Greetings from Missouri! I have served as a judge in the probate court in Greene County, Missouri for the past 23 years. In Missouri, the probate court handles adult guardianships cases. Many of my cases involve people with a schizophrenia diagnosis so I have become very familiar with the area’s mental health resources. Springfield, the county seat for Greene County, is a typical Midwestern city of about 175,000 residents and is widely respected for its many programs for the mentally ill.
In the past two decades that I have been on the bench, there has been an enormous shift away from institutionalization of individuals with a mental illness. Virtually all of the state hospitals have closed with an emphasis on independent supported living options and outpatient programs.
In Greene County, we are fortunate to have very progressive mental health services. The main provider is Burrell Behavioral Health. It provides numerous programs, including outpatient treatment, independent living options, and community activities. There are apartments designed for residents with mental health diagnoses with counselors and case managers on site. Recently, a retired physician funded the development of a tiny home community called Eden Village. It has provided stable housing for some of Springfield’s chronically homeless, almost all of whom carry a mental health diagnosis.
There has also been an emphasis on reducing the number of people who are involuntarily detained in a hospital’s psychiatric unit.
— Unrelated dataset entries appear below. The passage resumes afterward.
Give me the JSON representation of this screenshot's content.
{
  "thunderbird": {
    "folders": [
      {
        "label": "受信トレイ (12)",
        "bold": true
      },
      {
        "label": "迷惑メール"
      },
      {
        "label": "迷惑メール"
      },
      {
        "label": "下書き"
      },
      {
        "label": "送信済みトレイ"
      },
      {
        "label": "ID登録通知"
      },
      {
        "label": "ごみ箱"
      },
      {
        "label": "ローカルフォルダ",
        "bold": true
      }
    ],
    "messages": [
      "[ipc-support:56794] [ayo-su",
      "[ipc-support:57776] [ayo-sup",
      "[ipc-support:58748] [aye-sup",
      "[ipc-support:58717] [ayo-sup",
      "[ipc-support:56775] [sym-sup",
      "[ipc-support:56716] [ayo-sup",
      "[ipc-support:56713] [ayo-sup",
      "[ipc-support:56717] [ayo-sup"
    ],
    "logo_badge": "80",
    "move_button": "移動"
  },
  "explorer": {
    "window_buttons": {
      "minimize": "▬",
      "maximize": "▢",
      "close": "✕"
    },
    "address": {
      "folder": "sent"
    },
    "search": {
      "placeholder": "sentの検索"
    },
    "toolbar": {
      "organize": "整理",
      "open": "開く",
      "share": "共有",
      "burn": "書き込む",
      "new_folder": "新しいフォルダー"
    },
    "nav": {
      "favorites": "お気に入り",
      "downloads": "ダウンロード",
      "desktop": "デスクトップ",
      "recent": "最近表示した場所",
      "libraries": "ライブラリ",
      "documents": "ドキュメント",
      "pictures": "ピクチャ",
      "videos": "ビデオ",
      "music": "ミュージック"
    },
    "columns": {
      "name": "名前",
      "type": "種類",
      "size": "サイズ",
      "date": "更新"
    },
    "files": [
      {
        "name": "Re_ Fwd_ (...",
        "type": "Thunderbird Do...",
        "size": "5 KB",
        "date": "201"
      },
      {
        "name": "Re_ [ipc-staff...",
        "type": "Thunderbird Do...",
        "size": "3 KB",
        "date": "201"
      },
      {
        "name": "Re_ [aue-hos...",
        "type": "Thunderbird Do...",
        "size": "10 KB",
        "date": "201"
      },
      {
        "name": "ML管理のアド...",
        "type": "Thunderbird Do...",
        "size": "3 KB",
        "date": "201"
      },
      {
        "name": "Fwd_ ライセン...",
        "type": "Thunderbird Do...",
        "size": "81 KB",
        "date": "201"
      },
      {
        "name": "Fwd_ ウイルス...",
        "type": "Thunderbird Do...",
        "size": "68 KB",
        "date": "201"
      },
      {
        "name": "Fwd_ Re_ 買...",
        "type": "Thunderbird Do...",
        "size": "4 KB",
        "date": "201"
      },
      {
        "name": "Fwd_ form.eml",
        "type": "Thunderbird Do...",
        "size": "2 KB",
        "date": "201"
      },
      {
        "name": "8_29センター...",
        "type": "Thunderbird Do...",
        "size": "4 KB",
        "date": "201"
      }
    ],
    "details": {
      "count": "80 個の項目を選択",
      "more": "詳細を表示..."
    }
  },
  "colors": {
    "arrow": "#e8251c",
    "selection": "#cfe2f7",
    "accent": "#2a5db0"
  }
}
The county, along with Burrell Behavioral Health, is funding a new rapid access mental health facility. The goal is to provide law enforcement and first responders with an around-the-clock mental health care center to take people to instead of transporting them to the hospital or jail. Unfortunately, the state has recently made cuts to budgets for treatment programs and housing assistance for the mentally ill. I fear that these cuts will greatly affect housing options for individuals with schizophrenia and other mental illnesses.
The guardianship laws in Missouri have also been recently amended to require that judges place as few restrictions as possible on a person who is in need of a guardian. Historically, when a person is placed under guardianship, they lose many of their personal rights. This includes the right to determine where they will live, the right to vote, marry, drive and enter into a contract. The emphasis now is to very narrowly carve out the restrictions placed on an individual.
This change is of great benefit for those with schizophrenia. It greatly reduces the stigma attached to a guardianship proceeding. The court can tailor the guardian’s powers to be used only when the mentally ill individual needs hospitalization and refuses to go. This situation usually arises when the person stops taking medication. The guardian then has the authority to admit the individual to the hospital to receive the needed assistance. With such restrictions in place, guardianships can be viewed in a much more positive light, to be used only in emergency situations.
I am hopeful in the coming new decade that great strides will be made not only in the treatment for individuals with schizophrenia but also in the services and assistance provided for them.
31st Judicial Circuit
State of Missouri